On the Edge of Empire: Four British Plans for North East India, 1941-1947; David Reid Syiemlieh (ed), Sage Publications Indian Pvt Ltd; Pp 225; Rs 795
The problems in North-East India are challenges to all present administrators and politicians concerned with these areas. But these challenges have an important genesis in one authoritative conspiracy of British establishment in India. It was a Plan, now it maybe conceived as conspiracy. British Government intended to take all North-East Hill regions either as an independent country or to be remained separate British colony. It was a conspiracy when it is viewed or interpreted now in terms of complex situation emerged in almost all seven states either related to intra and inter states or at the adjoining international boundaries. In British terms, it was a “Crown Colony” Plan, modified and developed into four plans under four British ICS officers who served at the highest posts.
“On the Edge of Empire” unearths the malicious intentions of British establishment to exclude North-East from India in any form whatsoever could be easy at that time. All the Hills including Naga, Lushai, Khasi and Jaintia were categorised as either “Excluded Areas” or “Partially Excluded Areas” finally got stamp under Government of India Act, 1919. All were under the Assam Province whose Governor had overriding power in both the categories of areas. However, there was official consensus of non-regulation pattern of administration. This non-regulation attitude carried the baggage of 1862 and 1874 treaties in which this area was referred as “Foreign”. So, Government of India treated the area as tribal and unadministered. Therefore, there was a distinction between “the boundary of the Queen and your country”.
Four British ICS officers serving in the region, had given their thoughts through different notes on what should be the future of North-East vis-à-vis India. All these notes show the real motives behinds the “Crown Plan”. Prof. Syiemlieh, former Vice-Chancellor of Rajiv Gandhi University and Member, UPSC took the challenge to study the mystery surrounding the Crown Colony Plan/Protectorate. Robert N. Reid in his note of 1941 had mentioned the details of Crown Plan for North-East India and the hill region of Burma. Reid said, “It can not be left to Indian political leaders with neither knowledge, interest nor feelings for these areas.” He notes that when one emerges from the hills into the plains of Assam one enters a different world, whereas the boundary between our hills and Burma hills, is artificial as it is imperceptible.

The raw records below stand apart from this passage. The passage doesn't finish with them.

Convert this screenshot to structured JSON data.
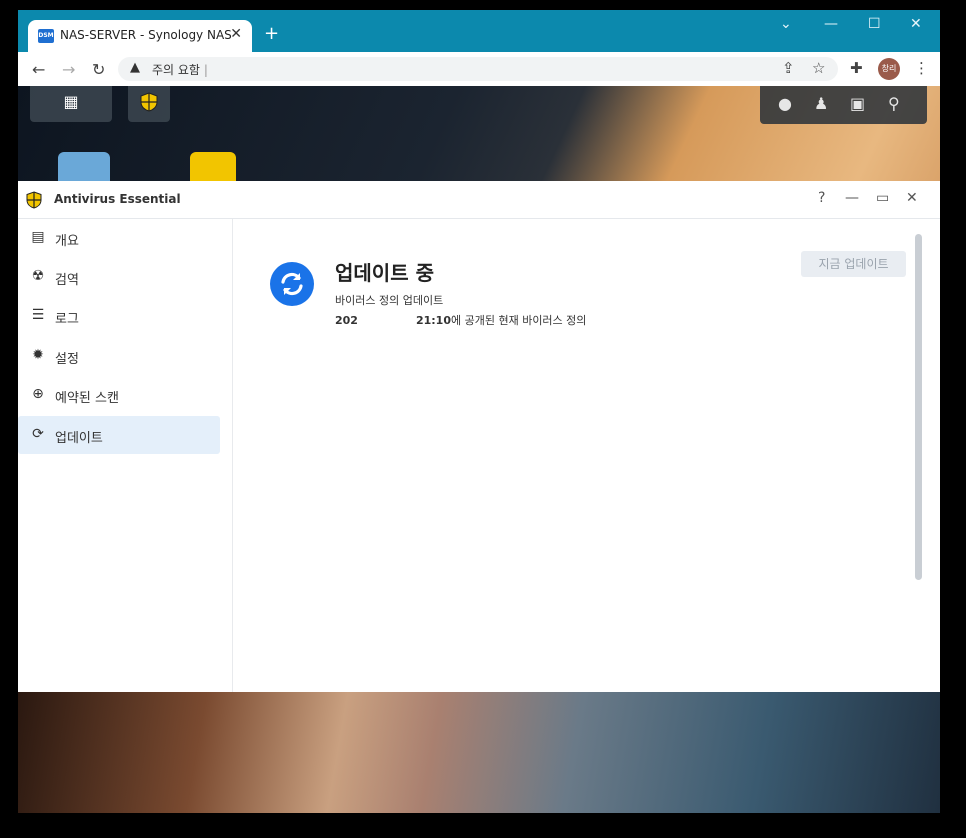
{
  "browser": {
    "tab": {
      "favicon_text": "DSM",
      "title": "NAS-SERVER - Synology NAS",
      "close_glyph": "✕"
    },
    "new_tab_glyph": "+",
    "window_controls": {
      "dropdown": "⌄",
      "minimize": "—",
      "maximize": "☐",
      "close": "✕"
    },
    "omnibox": {
      "security_icon": "warning-icon",
      "security_label": "주의 요함",
      "url": "|"
    },
    "profile_avatar": "창리"
  },
  "desktop": {
    "taskbar_icons": [
      "main-menu-icon",
      "antivirus-icon"
    ],
    "tray_icons": [
      "chat-icon",
      "user-icon",
      "widgets-icon",
      "search-icon"
    ]
  },
  "window": {
    "title": "Antivirus Essential",
    "controls": {
      "help": "?",
      "minimize": "—",
      "maximize": "▭",
      "close": "✕"
    }
  },
  "sidebar": {
    "items": [
      {
        "label": "개요",
        "icon": "overview-icon",
        "glyph": "▤",
        "active": false
      },
      {
        "label": "검역",
        "icon": "quarantine-icon",
        "glyph": "☢",
        "active": false
      },
      {
        "label": "로그",
        "icon": "log-icon",
        "glyph": "☰",
        "active": false
      },
      {
        "label": "설정",
        "icon": "settings-icon",
        "glyph": "✹",
        "active": false
      },
      {
        "label": "예약된 스캔",
        "icon": "scheduled-scan-icon",
        "glyph": "⊕",
        "active": false
      },
      {
        "label": "업데이트",
        "icon": "update-icon",
        "glyph": "⟳",
        "active": true
      }
    ]
  },
  "main": {
    "status_title": "업데이트 중",
    "status_subtitle": "바이러스 정의 업데이트",
    "definition_date": "202",
    "definition_time": "21:10",
    "definition_suffix": "에 공개된 현재 바이러스 정의",
    "update_now_button": "지금 업데이트"
  },
  "colors": {
    "accent": "#1a73e8",
    "chrome_frame": "#0c89ad",
    "active_nav": "#e4effa"
  }
}
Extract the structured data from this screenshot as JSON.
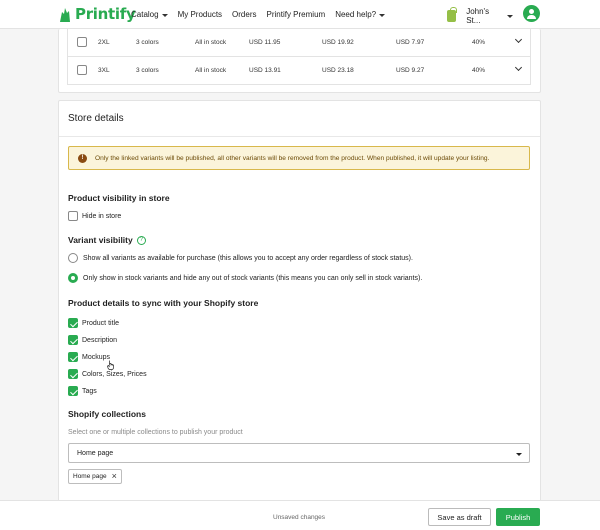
{
  "header": {
    "brand": "Printify",
    "nav": [
      {
        "label": "Catalog",
        "dropdown": true
      },
      {
        "label": "My Products",
        "dropdown": false
      },
      {
        "label": "Orders",
        "dropdown": false
      },
      {
        "label": "Printify Premium",
        "dropdown": false
      },
      {
        "label": "Need help?",
        "dropdown": true
      }
    ],
    "store_name": "John's St...",
    "accent_color": "#29ab51"
  },
  "variants": {
    "rows": [
      {
        "size": "2XL",
        "colors": "3 colors",
        "stock": "All in stock",
        "cost": "USD 11.95",
        "price": "USD 19.92",
        "profit": "USD 7.97",
        "margin": "40%"
      },
      {
        "size": "3XL",
        "colors": "3 colors",
        "stock": "All in stock",
        "cost": "USD 13.91",
        "price": "USD 23.18",
        "profit": "USD 9.27",
        "margin": "40%"
      }
    ]
  },
  "store_details": {
    "title": "Store details",
    "banner": "Only the linked variants will be published, all other variants will be removed from the product. When published, it will update your listing.",
    "visibility": {
      "heading": "Product visibility in store",
      "hide_label": "Hide in store",
      "hide_checked": false
    },
    "variant_visibility": {
      "heading": "Variant visibility",
      "options": [
        {
          "label": "Show all variants as available for purchase (this allows you to accept any order regardless of stock status).",
          "selected": false
        },
        {
          "label": "Only show in stock variants and hide any out of stock variants (this means you can only sell in stock variants).",
          "selected": true
        }
      ]
    },
    "sync": {
      "heading": "Product details to sync with your Shopify store",
      "items": [
        {
          "label": "Product title",
          "checked": true
        },
        {
          "label": "Description",
          "checked": true
        },
        {
          "label": "Mockups",
          "checked": true
        },
        {
          "label": "Colors, Sizes, Prices",
          "checked": true
        },
        {
          "label": "Tags",
          "checked": true
        }
      ]
    },
    "collections": {
      "heading": "Shopify collections",
      "hint": "Select one or multiple collections to publish your product",
      "selected_value": "Home page",
      "chips": [
        "Home page"
      ]
    }
  },
  "footer": {
    "status": "Unsaved changes",
    "draft_label": "Save as draft",
    "publish_label": "Publish"
  }
}
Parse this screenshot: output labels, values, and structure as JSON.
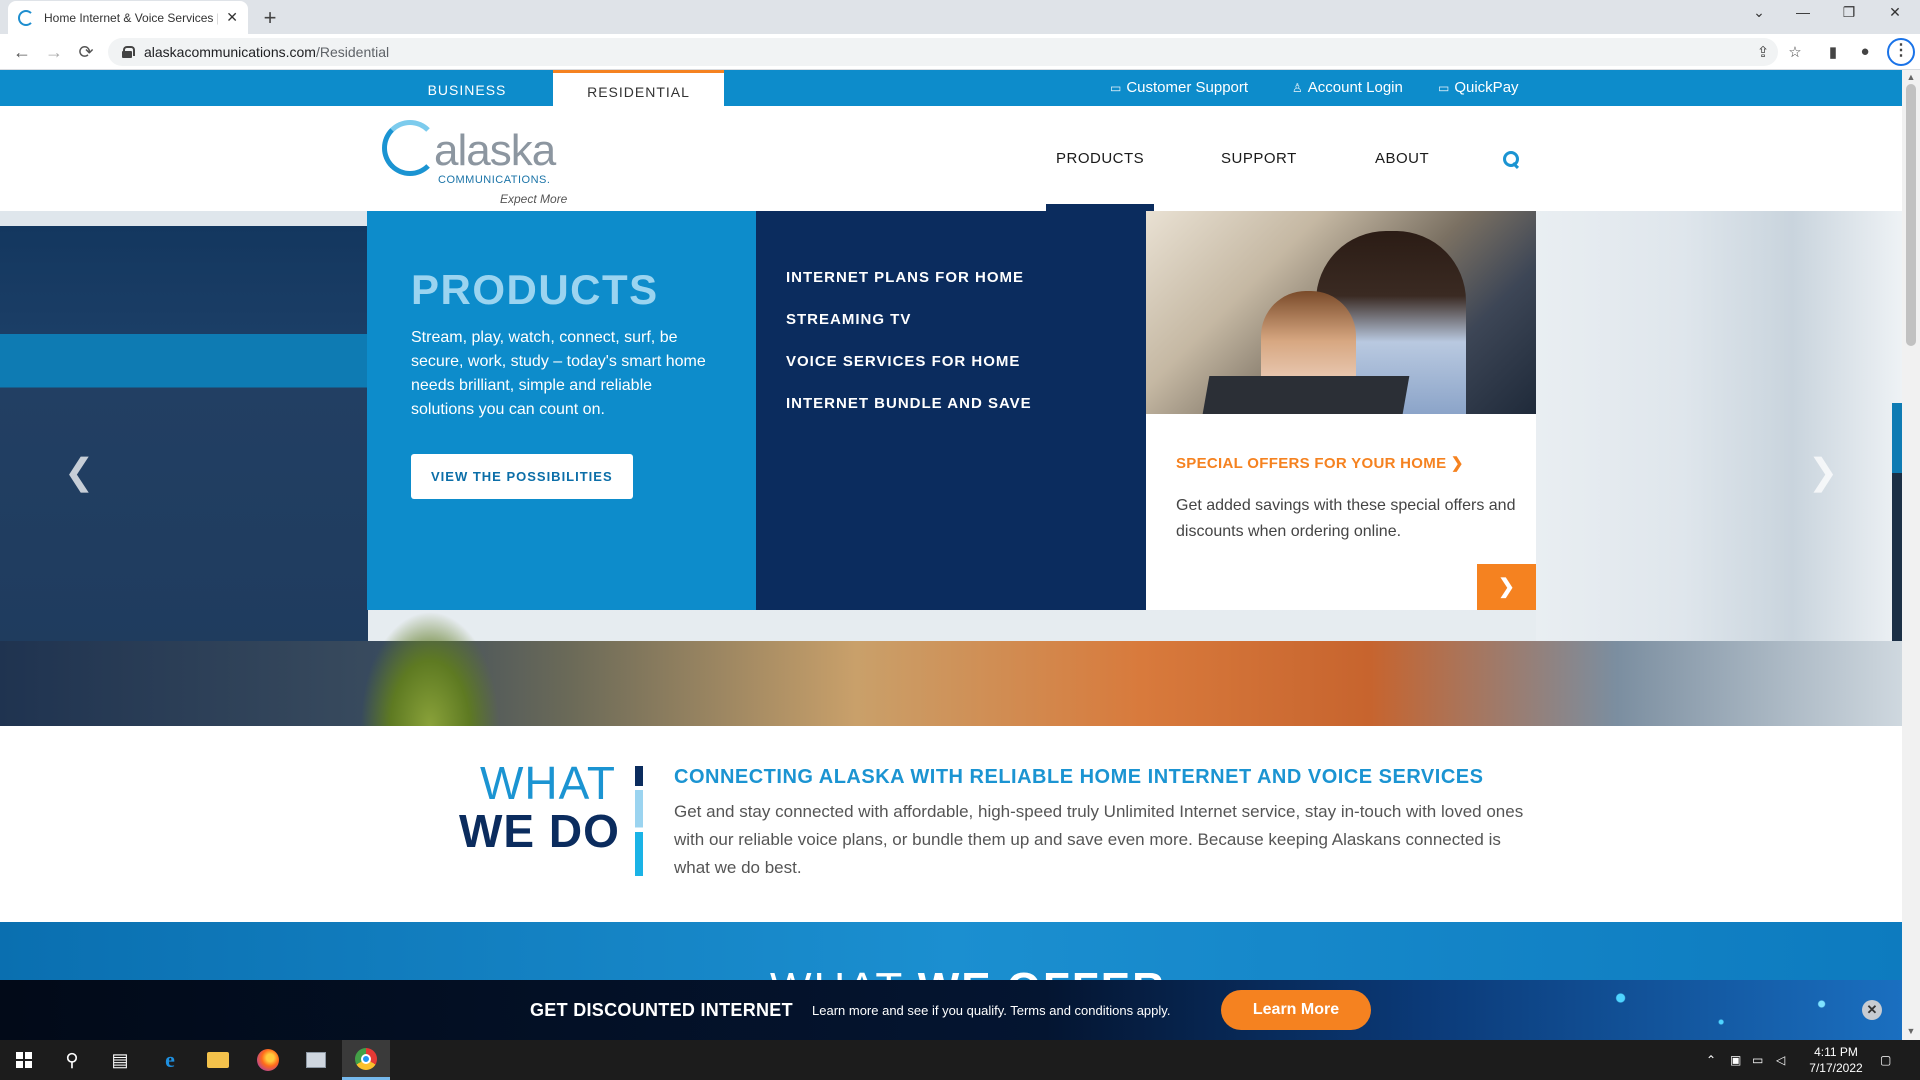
{
  "browser": {
    "tab_title": "Home Internet & Voice Services |",
    "tab_close": "✕",
    "new_tab": "+",
    "url_domain": "alaskacommunications.com",
    "url_path": "/Residential",
    "back": "←",
    "forward": "→",
    "reload": "⟳",
    "win_min": "—",
    "win_restore": "❐",
    "win_close": "✕",
    "win_chevron": "⌄"
  },
  "topnav": {
    "business": "BUSINESS",
    "residential": "RESIDENTIAL",
    "customer_support": "Customer Support",
    "account_login": "Account Login",
    "quickpay": "QuickPay"
  },
  "logo": {
    "word": "alaska",
    "sub": "COMMUNICATIONS.",
    "tagline": "Expect More"
  },
  "mainnav": {
    "products": "PRODUCTS",
    "support": "SUPPORT",
    "about": "ABOUT"
  },
  "mega": {
    "title": "PRODUCTS",
    "description": "Stream, play, watch, connect, surf, be secure, work, study – today's smart home needs brilliant, simple and reliable solutions you can count on.",
    "cta": "VIEW THE POSSIBILITIES",
    "links": [
      "INTERNET PLANS FOR HOME",
      "STREAMING TV",
      "VOICE SERVICES FOR HOME",
      "INTERNET BUNDLE AND SAVE"
    ],
    "promo_heading": "SPECIAL OFFERS FOR YOUR HOME",
    "promo_chevron": "❯",
    "promo_text": "Get added savings with these special offers and discounts when ordering online.",
    "promo_arrow": "❯"
  },
  "carousel": {
    "prev": "❮",
    "next": "❯"
  },
  "whatwedo": {
    "what": "WHAT",
    "wedo": "WE DO",
    "heading": "CONNECTING ALASKA WITH RELIABLE HOME INTERNET AND VOICE SERVICES",
    "body": "Get and stay connected with affordable, high-speed truly Unlimited Internet service, stay in-touch with loved ones with our reliable voice plans, or bundle them up and save even more. Because keeping Alaskans connected is what we do best."
  },
  "offer": {
    "what": "WHAT",
    "we_offer": "WE OFFER"
  },
  "banner": {
    "title": "GET DISCOUNTED INTERNET",
    "text": "Learn more and see if you qualify. Terms and conditions apply.",
    "button": "Learn More",
    "close": "✕"
  },
  "taskbar": {
    "time": "4:11 PM",
    "date": "7/17/2022"
  },
  "colors": {
    "brand_blue": "#0d8ccb",
    "navy": "#0b2c5e",
    "orange": "#f58220"
  }
}
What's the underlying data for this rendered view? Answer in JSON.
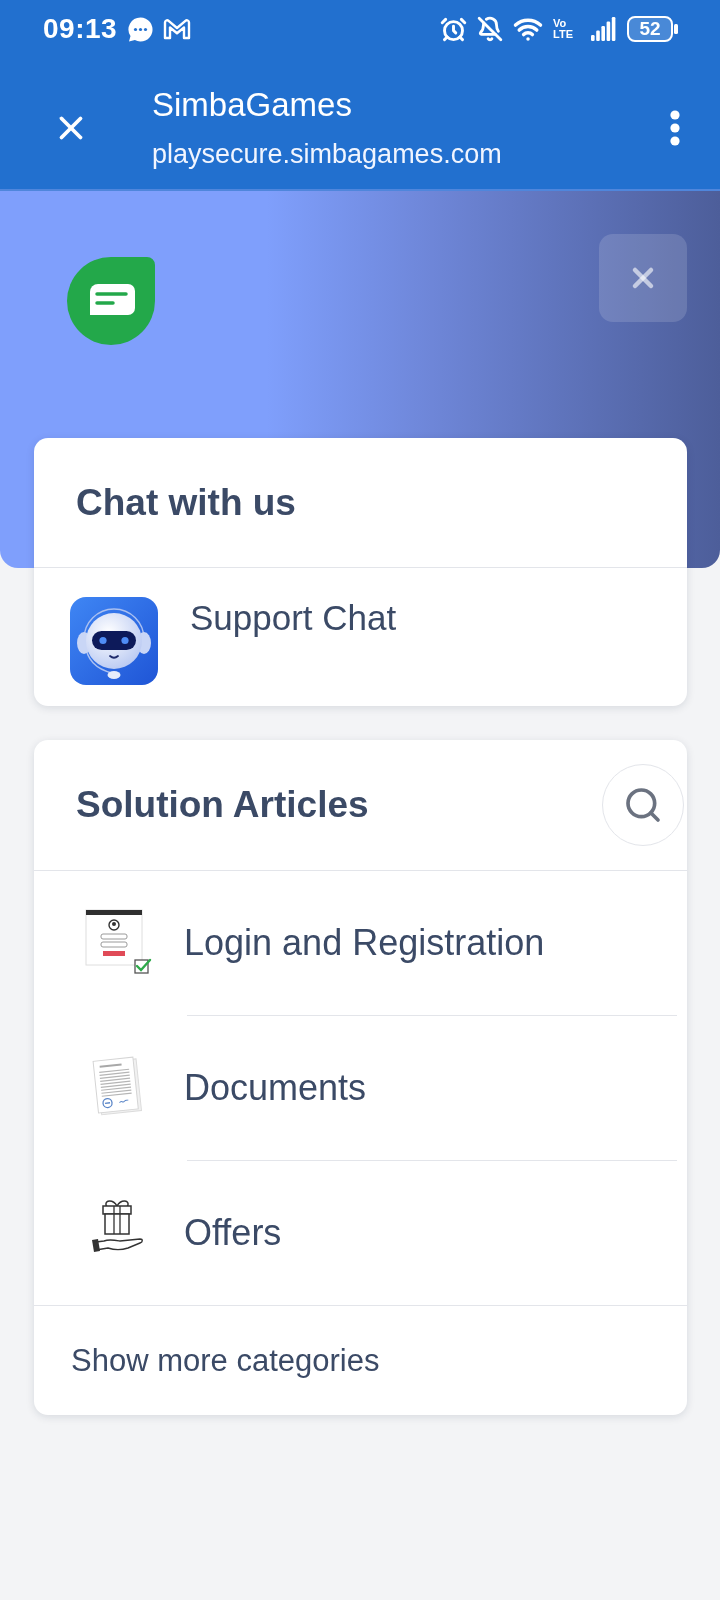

These thoughts are clearly showing that the British establishment had firm opinion to make North-East separate from India and based on these opinions, they did not try to assimilate this region into mainland Presidencies of India at the administrative level. The British entered into the heart of the region as rescuers of the people from the invasion of the Burmese in 1824 but stayed on in the region after the Treaty of Yandabo with the Burmese in 1826. Soon began an annexation spree by which one tribe after another was conquered and their habitat attached to their British Indian empire. Although on the eve of their withdrawal from India the British appeared to be extremely concerned about the safety and sustenance of these tribes, they did not show any compassion in massacring these tribes to annex their territory at least at this point in time. Finally, in the closing years of the British rule in India, a secret plan was conceived and discussed at the highest circles for a crown colony comprising the hill areas of North-East India and the tribal areas of Burma.
North-East India comprises of seven states commonly known as the “Seven Sisters”. They are Arunachal Pradesh, Assam, Manipur, Meghalaya, Mizoram, Nagaland and Tripura. The North-East is a true frontier region. It has over 2,000 km of border with Bhutan, China, Myanmar and Bangladesh and is connected to the rest of India by a narrow 20 km wide corridor of land. The British government wanted to annex the whole of North-East to make this region as a balancing tool between India and China to serve the European interests in the future.
Naveen Kumar (The reviewer is a senior political analyst and vp of Viplav Communications Pvt Ltd.)